EXTRACTED RECORDS START

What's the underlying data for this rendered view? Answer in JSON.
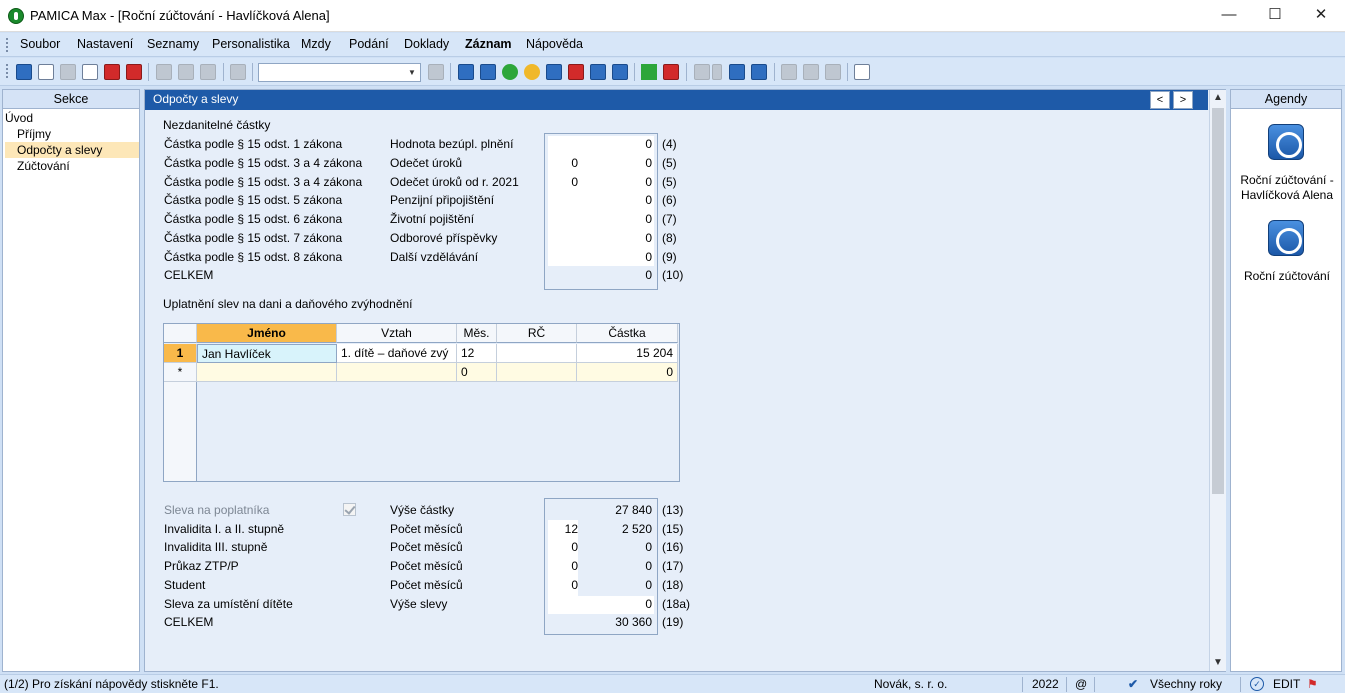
{
  "window": {
    "title": "PAMICA Max - [Roční zúčtování - Havlíčková Alena]",
    "minimize": "—",
    "maximize": "☐",
    "close": "✕"
  },
  "menu": [
    "Soubor",
    "Nastavení",
    "Seznamy",
    "Personalistika",
    "Mzdy",
    "Podání",
    "Doklady",
    "Záznam",
    "Nápověda"
  ],
  "toolbar": {
    "combo_value": ""
  },
  "sekce": {
    "title": "Sekce",
    "items": [
      "Úvod",
      "Příjmy",
      "Odpočty a slevy",
      "Zúčtování"
    ],
    "selected": 2
  },
  "main": {
    "header": "Odpočty a slevy",
    "nav_prev": "<",
    "nav_next": ">",
    "nezdanitelne": {
      "title": "Nezdanitelné částky",
      "rows": [
        {
          "law": "Částka podle § 15 odst. 1 zákona",
          "label": "Hodnota bezúpl. plnění",
          "a": "",
          "b": "0",
          "code": "(4)"
        },
        {
          "law": "Částka podle § 15 odst. 3 a 4 zákona",
          "label": "Odečet úroků",
          "a": "0",
          "b": "0",
          "code": "(5)"
        },
        {
          "law": "Částka podle § 15 odst. 3 a 4 zákona",
          "label": "Odečet úroků od r. 2021",
          "a": "0",
          "b": "0",
          "code": "(5)"
        },
        {
          "law": "Částka podle § 15 odst. 5 zákona",
          "label": "Penzijní připojištění",
          "a": "",
          "b": "0",
          "code": "(6)"
        },
        {
          "law": "Částka podle § 15 odst. 6 zákona",
          "label": "Životní pojištění",
          "a": "",
          "b": "0",
          "code": "(7)"
        },
        {
          "law": "Částka podle § 15 odst. 7 zákona",
          "label": "Odborové příspěvky",
          "a": "",
          "b": "0",
          "code": "(8)"
        },
        {
          "law": "Částka podle § 15 odst. 8 zákona",
          "label": "Další vzdělávání",
          "a": "",
          "b": "0",
          "code": "(9)"
        }
      ],
      "total_label": "CELKEM",
      "total_value": "0",
      "total_code": "(10)"
    },
    "slevy": {
      "title": "Uplatnění slev na dani a daňového zvýhodnění",
      "columns": [
        "Jméno",
        "Vztah",
        "Měs.",
        "RČ",
        "Částka"
      ],
      "rows": [
        {
          "num": "1",
          "name": "Jan Havlíček",
          "vztah": "1. dítě – daňové zvý",
          "mes": "12",
          "rc": "",
          "castka": "15 204"
        },
        {
          "num": "*",
          "name": "",
          "vztah": "",
          "mes": "0",
          "rc": "",
          "castka": "0"
        }
      ]
    },
    "slevy_dane": {
      "rows": [
        {
          "left": "Sleva na poplatníka",
          "label": "Výše částky",
          "a": "",
          "b": "27 840",
          "code": "(13)"
        },
        {
          "left": "Invalidita I. a II. stupně",
          "label": "Počet měsíců",
          "a": "12",
          "b": "2 520",
          "code": "(15)"
        },
        {
          "left": "Invalidita III. stupně",
          "label": "Počet měsíců",
          "a": "0",
          "b": "0",
          "code": "(16)"
        },
        {
          "left": "Průkaz ZTP/P",
          "label": "Počet měsíců",
          "a": "0",
          "b": "0",
          "code": "(17)"
        },
        {
          "left": "Student",
          "label": "Počet měsíců",
          "a": "0",
          "b": "0",
          "code": "(18)"
        },
        {
          "left": "Sleva za umístění dítěte",
          "label": "Výše slevy",
          "a": "",
          "b": "0",
          "code": "(18a)"
        }
      ],
      "total_label": "CELKEM",
      "total_value": "30 360",
      "total_code": "(19)"
    }
  },
  "agendy": {
    "title": "Agendy",
    "items": [
      {
        "line1": "Roční zúčtování -",
        "line2": "Havlíčková Alena"
      },
      {
        "line1": "Roční zúčtování",
        "line2": ""
      }
    ]
  },
  "status": {
    "hint": "(1/2) Pro získání nápovědy stiskněte F1.",
    "company": "Novák, s. r. o.",
    "year": "2022",
    "at": "@",
    "years": "Všechny roky",
    "mode": "EDIT"
  }
}
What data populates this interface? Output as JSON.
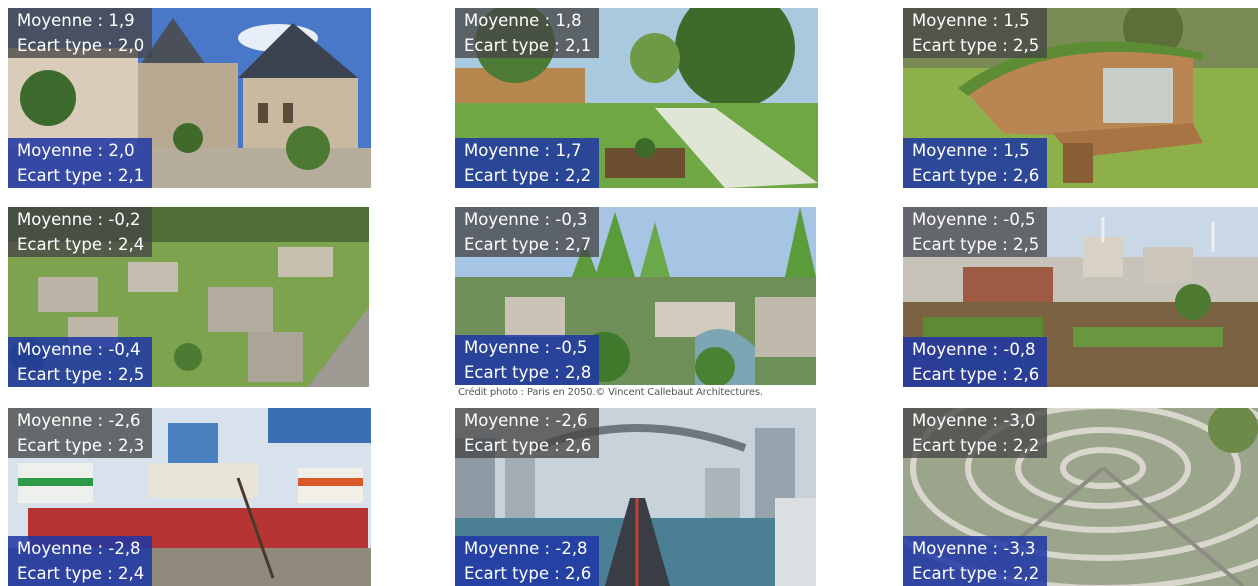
{
  "tiles": [
    {
      "top": {
        "mean": "Moyenne : 1,9",
        "sd": "Ecart type : 2,0"
      },
      "bottom": {
        "mean": "Moyenne : 2,0",
        "sd": "Ecart type : 2,1"
      },
      "scene": "medieval-town-square"
    },
    {
      "top": {
        "mean": "Moyenne : 1,8",
        "sd": "Ecart type : 2,1"
      },
      "bottom": {
        "mean": "Moyenne : 1,7",
        "sd": "Ecart type : 2,2"
      },
      "scene": "green-park-street"
    },
    {
      "top": {
        "mean": "Moyenne : 1,5",
        "sd": "Ecart type : 2,5"
      },
      "bottom": {
        "mean": "Moyenne : 1,5",
        "sd": "Ecart type : 2,6"
      },
      "scene": "eco-pod-house"
    },
    {
      "top": {
        "mean": "Moyenne : -0,2",
        "sd": "Ecart type : 2,4"
      },
      "bottom": {
        "mean": "Moyenne : -0,4",
        "sd": "Ecart type : 2,5"
      },
      "scene": "green-housing-estate"
    },
    {
      "top": {
        "mean": "Moyenne : -0,3",
        "sd": "Ecart type : 2,7"
      },
      "bottom": {
        "mean": "Moyenne : -0,5",
        "sd": "Ecart type : 2,8"
      },
      "scene": "vertical-forest-city"
    },
    {
      "top": {
        "mean": "Moyenne : -0,5",
        "sd": "Ecart type : 2,5"
      },
      "bottom": {
        "mean": "Moyenne : -0,8",
        "sd": "Ecart type : 2,6"
      },
      "scene": "urban-farm-wind-turbines"
    },
    {
      "top": {
        "mean": "Moyenne : -2,6",
        "sd": "Ecart type : 2,3"
      },
      "bottom": {
        "mean": "Moyenne : -2,8",
        "sd": "Ecart type : 2,4"
      },
      "scene": "stacked-caravans"
    },
    {
      "top": {
        "mean": "Moyenne : -2,6",
        "sd": "Ecart type : 2,6"
      },
      "bottom": {
        "mean": "Moyenne : -2,8",
        "sd": "Ecart type : 2,6"
      },
      "scene": "futuristic-megacity"
    },
    {
      "top": {
        "mean": "Moyenne : -3,0",
        "sd": "Ecart type : 2,2"
      },
      "bottom": {
        "mean": "Moyenne : -3,3",
        "sd": "Ecart type : 2,2"
      },
      "scene": "circular-suburb-aerial"
    }
  ],
  "credit": "Crédit photo : Paris en 2050.© Vincent Callebaut Architectures.",
  "colors": {
    "top_overlay": "#464646",
    "bottom_overlay": "#1e37a5"
  }
}
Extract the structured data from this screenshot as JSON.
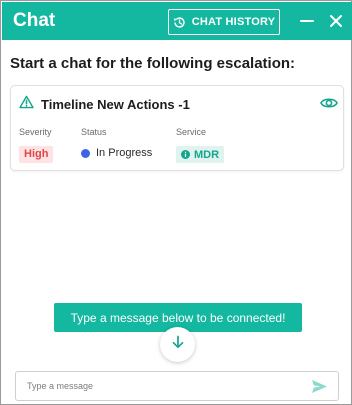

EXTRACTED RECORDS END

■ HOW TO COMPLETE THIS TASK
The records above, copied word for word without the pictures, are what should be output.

■ WRITTEN ANSWER
What's the underlying data for this rendered view? Answer in JSON.
{
  "window": {
    "title": "PAMICA Max - [Roční zúčtování - Havlíčková Alena]",
    "minimize": "—",
    "maximize": "☐",
    "close": "✕"
  },
  "menu": [
    "Soubor",
    "Nastavení",
    "Seznamy",
    "Personalistika",
    "Mzdy",
    "Podání",
    "Doklady",
    "Záznam",
    "Nápověda"
  ],
  "toolbar": {
    "combo_value": ""
  },
  "sekce": {
    "title": "Sekce",
    "items": [
      "Úvod",
      "Příjmy",
      "Odpočty a slevy",
      "Zúčtování"
    ],
    "selected": 2
  },
  "main": {
    "header": "Odpočty a slevy",
    "nav_prev": "<",
    "nav_next": ">",
    "nezdanitelne": {
      "title": "Nezdanitelné částky",
      "rows": [
        {
          "law": "Částka podle § 15 odst. 1 zákona",
          "label": "Hodnota bezúpl. plnění",
          "a": "",
          "b": "0",
          "code": "(4)"
        },
        {
          "law": "Částka podle § 15 odst. 3 a 4 zákona",
          "label": "Odečet úroků",
          "a": "0",
          "b": "0",
          "code": "(5)"
        },
        {
          "law": "Částka podle § 15 odst. 3 a 4 zákona",
          "label": "Odečet úroků od r. 2021",
          "a": "0",
          "b": "0",
          "code": "(5)"
        },
        {
          "law": "Částka podle § 15 odst. 5 zákona",
          "label": "Penzijní připojištění",
          "a": "",
          "b": "0",
          "code": "(6)"
        },
        {
          "law": "Částka podle § 15 odst. 6 zákona",
          "label": "Životní pojištění",
          "a": "",
          "b": "0",
          "code": "(7)"
        },
        {
          "law": "Částka podle § 15 odst. 7 zákona",
          "label": "Odborové příspěvky",
          "a": "",
          "b": "0",
          "code": "(8)"
        },
        {
          "law": "Částka podle § 15 odst. 8 zákona",
          "label": "Další vzdělávání",
          "a": "",
          "b": "0",
          "code": "(9)"
        }
      ],
      "total_label": "CELKEM",
      "total_value": "0",
      "total_code": "(10)"
    },
    "slevy": {
      "title": "Uplatnění slev na dani a daňového zvýhodnění",
      "columns": [
        "Jméno",
        "Vztah",
        "Měs.",
        "RČ",
        "Částka"
      ],
      "rows": [
        {
          "num": "1",
          "name": "Jan Havlíček",
          "vztah": "1. dítě – daňové zvý",
          "mes": "12",
          "rc": "",
          "castka": "15 204"
        },
        {
          "num": "*",
          "name": "",
          "vztah": "",
          "mes": "0",
          "rc": "",
          "castka": "0"
        }
      ]
    },
    "slevy_dane": {
      "rows": [
        {
          "left": "Sleva na poplatníka",
          "label": "Výše částky",
          "a": "",
          "b": "27 840",
          "code": "(13)"
        },
        {
          "left": "Invalidita I. a II. stupně",
          "label": "Počet měsíců",
          "a": "12",
          "b": "2 520",
          "code": "(15)"
        },
        {
          "left": "Invalidita III. stupně",
          "label": "Počet měsíců",
          "a": "0",
          "b": "0",
          "code": "(16)"
        },
        {
          "left": "Průkaz ZTP/P",
          "label": "Počet měsíců",
          "a": "0",
          "b": "0",
          "code": "(17)"
        },
        {
          "left": "Student",
          "label": "Počet měsíců",
          "a": "0",
          "b": "0",
          "code": "(18)"
        },
        {
          "left": "Sleva za umístění dítěte",
          "label": "Výše slevy",
          "a": "",
          "b": "0",
          "code": "(18a)"
        }
      ],
      "total_label": "CELKEM",
      "total_value": "30 360",
      "total_code": "(19)"
    }
  },
  "agendy": {
    "title": "Agendy",
    "items": [
      {
        "line1": "Roční zúčtování -",
        "line2": "Havlíčková Alena"
      },
      {
        "line1": "Roční zúčtování",
        "line2": ""
      }
    ]
  },
  "status": {
    "hint": "(1/2) Pro získání nápovědy stiskněte F1.",
    "company": "Novák, s. r. o.",
    "year": "2022",
    "at": "@",
    "years": "Všechny roky",
    "mode": "EDIT"
  }
}
What data populates this interface? Output as JSON.
{
  "tiles": [
    {
      "top": {
        "mean": "Moyenne : 1,9",
        "sd": "Ecart type : 2,0"
      },
      "bottom": {
        "mean": "Moyenne : 2,0",
        "sd": "Ecart type : 2,1"
      },
      "scene": "medieval-town-square"
    },
    {
      "top": {
        "mean": "Moyenne : 1,8",
        "sd": "Ecart type : 2,1"
      },
      "bottom": {
        "mean": "Moyenne : 1,7",
        "sd": "Ecart type : 2,2"
      },
      "scene": "green-park-street"
    },
    {
      "top": {
        "mean": "Moyenne : 1,5",
        "sd": "Ecart type : 2,5"
      },
      "bottom": {
        "mean": "Moyenne : 1,5",
        "sd": "Ecart type : 2,6"
      },
      "scene": "eco-pod-house"
    },
    {
      "top": {
        "mean": "Moyenne : -0,2",
        "sd": "Ecart type : 2,4"
      },
      "bottom": {
        "mean": "Moyenne : -0,4",
        "sd": "Ecart type : 2,5"
      },
      "scene": "green-housing-estate"
    },
    {
      "top": {
        "mean": "Moyenne : -0,3",
        "sd": "Ecart type : 2,7"
      },
      "bottom": {
        "mean": "Moyenne : -0,5",
        "sd": "Ecart type : 2,8"
      },
      "scene": "vertical-forest-city"
    },
    {
      "top": {
        "mean": "Moyenne : -0,5",
        "sd": "Ecart type : 2,5"
      },
      "bottom": {
        "mean": "Moyenne : -0,8",
        "sd": "Ecart type : 2,6"
      },
      "scene": "urban-farm-wind-turbines"
    },
    {
      "top": {
        "mean": "Moyenne : -2,6",
        "sd": "Ecart type : 2,3"
      },
      "bottom": {
        "mean": "Moyenne : -2,8",
        "sd": "Ecart type : 2,4"
      },
      "scene": "stacked-caravans"
    },
    {
      "top": {
        "mean": "Moyenne : -2,6",
        "sd": "Ecart type : 2,6"
      },
      "bottom": {
        "mean": "Moyenne : -2,8",
        "sd": "Ecart type : 2,6"
      },
      "scene": "futuristic-megacity"
    },
    {
      "top": {
        "mean": "Moyenne : -3,0",
        "sd": "Ecart type : 2,2"
      },
      "bottom": {
        "mean": "Moyenne : -3,3",
        "sd": "Ecart type : 2,2"
      },
      "scene": "circular-suburb-aerial"
    }
  ],
  "credit": "Crédit photo : Paris en 2050.© Vincent Callebaut Architectures.",
  "colors": {
    "top_overlay": "#464646",
    "bottom_overlay": "#1e37a5"
  }
}
Extract the structured data from this screenshot as JSON.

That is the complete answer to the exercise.